* **Task goal**: This exercise calls for the records to be repeated in full, exactly as written.

* **Data shown**:

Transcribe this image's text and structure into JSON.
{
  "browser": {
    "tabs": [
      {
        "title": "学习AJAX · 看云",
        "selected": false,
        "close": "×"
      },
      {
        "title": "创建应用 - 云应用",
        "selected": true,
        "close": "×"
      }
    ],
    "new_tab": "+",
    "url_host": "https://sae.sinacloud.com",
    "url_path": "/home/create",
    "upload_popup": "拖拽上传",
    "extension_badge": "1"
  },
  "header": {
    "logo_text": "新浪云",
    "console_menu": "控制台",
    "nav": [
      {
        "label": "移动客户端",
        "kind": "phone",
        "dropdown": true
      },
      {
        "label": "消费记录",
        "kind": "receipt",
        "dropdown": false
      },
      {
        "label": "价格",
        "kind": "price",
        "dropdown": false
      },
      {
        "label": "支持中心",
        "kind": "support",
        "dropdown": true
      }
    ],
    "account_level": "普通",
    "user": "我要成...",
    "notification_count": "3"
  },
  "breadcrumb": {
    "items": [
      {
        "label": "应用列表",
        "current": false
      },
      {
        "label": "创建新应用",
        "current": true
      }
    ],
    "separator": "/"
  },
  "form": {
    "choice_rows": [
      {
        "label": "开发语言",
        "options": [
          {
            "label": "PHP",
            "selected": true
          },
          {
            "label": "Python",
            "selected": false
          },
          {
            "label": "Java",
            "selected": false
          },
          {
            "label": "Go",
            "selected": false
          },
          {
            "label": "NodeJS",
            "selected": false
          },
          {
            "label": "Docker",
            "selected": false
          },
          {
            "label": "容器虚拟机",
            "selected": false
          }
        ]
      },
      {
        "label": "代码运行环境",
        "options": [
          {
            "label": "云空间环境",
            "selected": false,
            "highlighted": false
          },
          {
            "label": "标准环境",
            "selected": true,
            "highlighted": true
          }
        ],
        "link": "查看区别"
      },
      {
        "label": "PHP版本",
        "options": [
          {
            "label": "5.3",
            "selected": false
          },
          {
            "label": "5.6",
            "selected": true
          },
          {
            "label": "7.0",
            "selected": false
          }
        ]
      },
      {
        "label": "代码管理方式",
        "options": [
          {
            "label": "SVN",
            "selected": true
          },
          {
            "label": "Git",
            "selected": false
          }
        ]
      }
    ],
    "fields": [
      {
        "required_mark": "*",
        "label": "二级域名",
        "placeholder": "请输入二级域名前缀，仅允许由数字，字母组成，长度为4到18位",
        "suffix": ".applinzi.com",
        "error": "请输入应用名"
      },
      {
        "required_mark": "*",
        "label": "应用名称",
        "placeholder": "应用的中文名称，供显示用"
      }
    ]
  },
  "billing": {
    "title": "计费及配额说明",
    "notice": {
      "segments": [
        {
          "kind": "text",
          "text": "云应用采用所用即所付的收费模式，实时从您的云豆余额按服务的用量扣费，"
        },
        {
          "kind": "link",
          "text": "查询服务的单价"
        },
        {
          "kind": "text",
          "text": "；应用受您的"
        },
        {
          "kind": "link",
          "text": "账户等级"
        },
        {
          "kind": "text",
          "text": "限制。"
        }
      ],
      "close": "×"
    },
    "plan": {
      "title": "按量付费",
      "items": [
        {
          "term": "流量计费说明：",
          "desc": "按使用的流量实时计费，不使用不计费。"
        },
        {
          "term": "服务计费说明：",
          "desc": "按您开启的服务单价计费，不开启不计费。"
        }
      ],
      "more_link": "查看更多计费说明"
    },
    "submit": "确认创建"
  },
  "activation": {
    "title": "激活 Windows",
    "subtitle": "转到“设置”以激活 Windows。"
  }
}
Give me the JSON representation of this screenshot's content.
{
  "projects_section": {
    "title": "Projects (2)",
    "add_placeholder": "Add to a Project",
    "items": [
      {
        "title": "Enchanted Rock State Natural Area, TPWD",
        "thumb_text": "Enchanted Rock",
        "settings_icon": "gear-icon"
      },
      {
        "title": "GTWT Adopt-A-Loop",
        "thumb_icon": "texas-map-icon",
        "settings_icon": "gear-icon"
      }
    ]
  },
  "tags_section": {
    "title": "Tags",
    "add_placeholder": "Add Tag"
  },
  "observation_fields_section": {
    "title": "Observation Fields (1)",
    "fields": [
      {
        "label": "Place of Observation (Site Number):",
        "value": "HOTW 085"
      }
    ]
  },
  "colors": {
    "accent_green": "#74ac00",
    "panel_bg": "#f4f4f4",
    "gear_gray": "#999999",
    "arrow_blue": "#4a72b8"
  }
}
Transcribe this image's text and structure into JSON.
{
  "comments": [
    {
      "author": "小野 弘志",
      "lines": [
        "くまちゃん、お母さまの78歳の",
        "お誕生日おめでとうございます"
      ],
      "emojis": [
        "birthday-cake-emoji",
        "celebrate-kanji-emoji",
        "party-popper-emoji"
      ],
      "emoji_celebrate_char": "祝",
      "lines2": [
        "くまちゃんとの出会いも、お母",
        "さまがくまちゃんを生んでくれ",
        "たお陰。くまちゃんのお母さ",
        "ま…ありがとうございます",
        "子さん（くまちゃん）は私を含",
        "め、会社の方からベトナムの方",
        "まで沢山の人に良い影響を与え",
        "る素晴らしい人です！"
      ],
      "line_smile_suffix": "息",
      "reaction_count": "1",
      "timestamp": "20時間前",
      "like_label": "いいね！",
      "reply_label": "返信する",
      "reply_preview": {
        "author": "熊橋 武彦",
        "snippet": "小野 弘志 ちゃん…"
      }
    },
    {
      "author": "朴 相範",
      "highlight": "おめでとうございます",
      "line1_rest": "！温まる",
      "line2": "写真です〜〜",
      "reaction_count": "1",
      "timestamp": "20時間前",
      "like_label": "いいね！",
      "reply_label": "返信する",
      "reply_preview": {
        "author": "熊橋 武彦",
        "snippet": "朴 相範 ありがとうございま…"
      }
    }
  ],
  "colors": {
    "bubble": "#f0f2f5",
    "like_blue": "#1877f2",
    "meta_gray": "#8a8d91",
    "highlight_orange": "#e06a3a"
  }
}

* **Solution to the exercise**:
Transcribe this image's text and structure into JSON.
{
  "browser": {
    "tabs": [
      {
        "title": "学习AJAX · 看云",
        "selected": false,
        "close": "×"
      },
      {
        "title": "创建应用 - 云应用",
        "selected": true,
        "close": "×"
      }
    ],
    "new_tab": "+",
    "url_host": "https://sae.sinacloud.com",
    "url_path": "/home/create",
    "upload_popup": "拖拽上传",
    "extension_badge": "1"
  },
  "header": {
    "logo_text": "新浪云",
    "console_menu": "控制台",
    "nav": [
      {
        "label": "移动客户端",
        "kind": "phone",
        "dropdown": true
      },
      {
        "label": "消费记录",
        "kind": "receipt",
        "dropdown": false
      },
      {
        "label": "价格",
        "kind": "price",
        "dropdown": false
      },
      {
        "label": "支持中心",
        "kind": "support",
        "dropdown": true
      }
    ],
    "account_level": "普通",
    "user": "我要成...",
    "notification_count": "3"
  },
  "breadcrumb": {
    "items": [
      {
        "label": "应用列表",
        "current": false
      },
      {
        "label": "创建新应用",
        "current": true
      }
    ],
    "separator": "/"
  },
  "form": {
    "choice_rows": [
      {
        "label": "开发语言",
        "options": [
          {
            "label": "PHP",
            "selected": true
          },
          {
            "label": "Python",
            "selected": false
          },
          {
            "label": "Java",
            "selected": false
          },
          {
            "label": "Go",
            "selected": false
          },
          {
            "label": "NodeJS",
            "selected": false
          },
          {
            "label": "Docker",
            "selected": false
          },
          {
            "label": "容器虚拟机",
            "selected": false
          }
        ]
      },
      {
        "label": "代码运行环境",
        "options": [
          {
            "label": "云空间环境",
            "selected": false,
            "highlighted": false
          },
          {
            "label": "标准环境",
            "selected": true,
            "highlighted": true
          }
        ],
        "link": "查看区别"
      },
      {
        "label": "PHP版本",
        "options": [
          {
            "label": "5.3",
            "selected": false
          },
          {
            "label": "5.6",
            "selected": true
          },
          {
            "label": "7.0",
            "selected": false
          }
        ]
      },
      {
        "label": "代码管理方式",
        "options": [
          {
            "label": "SVN",
            "selected": true
          },
          {
            "label": "Git",
            "selected": false
          }
        ]
      }
    ],
    "fields": [
      {
        "required_mark": "*",
        "label": "二级域名",
        "placeholder": "请输入二级域名前缀，仅允许由数字，字母组成，长度为4到18位",
        "suffix": ".applinzi.com",
        "error": "请输入应用名"
      },
      {
        "required_mark": "*",
        "label": "应用名称",
        "placeholder": "应用的中文名称，供显示用"
      }
    ]
  },
  "billing": {
    "title": "计费及配额说明",
    "notice": {
      "segments": [
        {
          "kind": "text",
          "text": "云应用采用所用即所付的收费模式，实时从您的云豆余额按服务的用量扣费，"
        },
        {
          "kind": "link",
          "text": "查询服务的单价"
        },
        {
          "kind": "text",
          "text": "；应用受您的"
        },
        {
          "kind": "link",
          "text": "账户等级"
        },
        {
          "kind": "text",
          "text": "限制。"
        }
      ],
      "close": "×"
    },
    "plan": {
      "title": "按量付费",
      "items": [
        {
          "term": "流量计费说明：",
          "desc": "按使用的流量实时计费，不使用不计费。"
        },
        {
          "term": "服务计费说明：",
          "desc": "按您开启的服务单价计费，不开启不计费。"
        }
      ],
      "more_link": "查看更多计费说明"
    },
    "submit": "确认创建"
  },
  "activation": {
    "title": "激活 Windows",
    "subtitle": "转到“设置”以激活 Windows。"
  }
}
Give me the JSON representation of this screenshot's content.
{
  "projects_section": {
    "title": "Projects (2)",
    "add_placeholder": "Add to a Project",
    "items": [
      {
        "title": "Enchanted Rock State Natural Area, TPWD",
        "thumb_text": "Enchanted Rock",
        "settings_icon": "gear-icon"
      },
      {
        "title": "GTWT Adopt-A-Loop",
        "thumb_icon": "texas-map-icon",
        "settings_icon": "gear-icon"
      }
    ]
  },
  "tags_section": {
    "title": "Tags",
    "add_placeholder": "Add Tag"
  },
  "observation_fields_section": {
    "title": "Observation Fields (1)",
    "fields": [
      {
        "label": "Place of Observation (Site Number):",
        "value": "HOTW 085"
      }
    ]
  },
  "colors": {
    "accent_green": "#74ac00",
    "panel_bg": "#f4f4f4",
    "gear_gray": "#999999",
    "arrow_blue": "#4a72b8"
  }
}
Transcribe this image's text and structure into JSON.
{
  "comments": [
    {
      "author": "小野 弘志",
      "lines": [
        "くまちゃん、お母さまの78歳の",
        "お誕生日おめでとうございます"
      ],
      "emojis": [
        "birthday-cake-emoji",
        "celebrate-kanji-emoji",
        "party-popper-emoji"
      ],
      "emoji_celebrate_char": "祝",
      "lines2": [
        "くまちゃんとの出会いも、お母",
        "さまがくまちゃんを生んでくれ",
        "たお陰。くまちゃんのお母さ",
        "ま…ありがとうございます",
        "子さん（くまちゃん）は私を含",
        "め、会社の方からベトナムの方",
        "まで沢山の人に良い影響を与え",
        "る素晴らしい人です！"
      ],
      "line_smile_suffix": "息",
      "reaction_count": "1",
      "timestamp": "20時間前",
      "like_label": "いいね！",
      "reply_label": "返信する",
      "reply_preview": {
        "author": "熊橋 武彦",
        "snippet": "小野 弘志 ちゃん…"
      }
    },
    {
      "author": "朴 相範",
      "highlight": "おめでとうございます",
      "line1_rest": "！温まる",
      "line2": "写真です〜〜",
      "reaction_count": "1",
      "timestamp": "20時間前",
      "like_label": "いいね！",
      "reply_label": "返信する",
      "reply_preview": {
        "author": "熊橋 武彦",
        "snippet": "朴 相範 ありがとうございま…"
      }
    }
  ],
  "colors": {
    "bubble": "#f0f2f5",
    "like_blue": "#1877f2",
    "meta_gray": "#8a8d91",
    "highlight_orange": "#e06a3a"
  }
}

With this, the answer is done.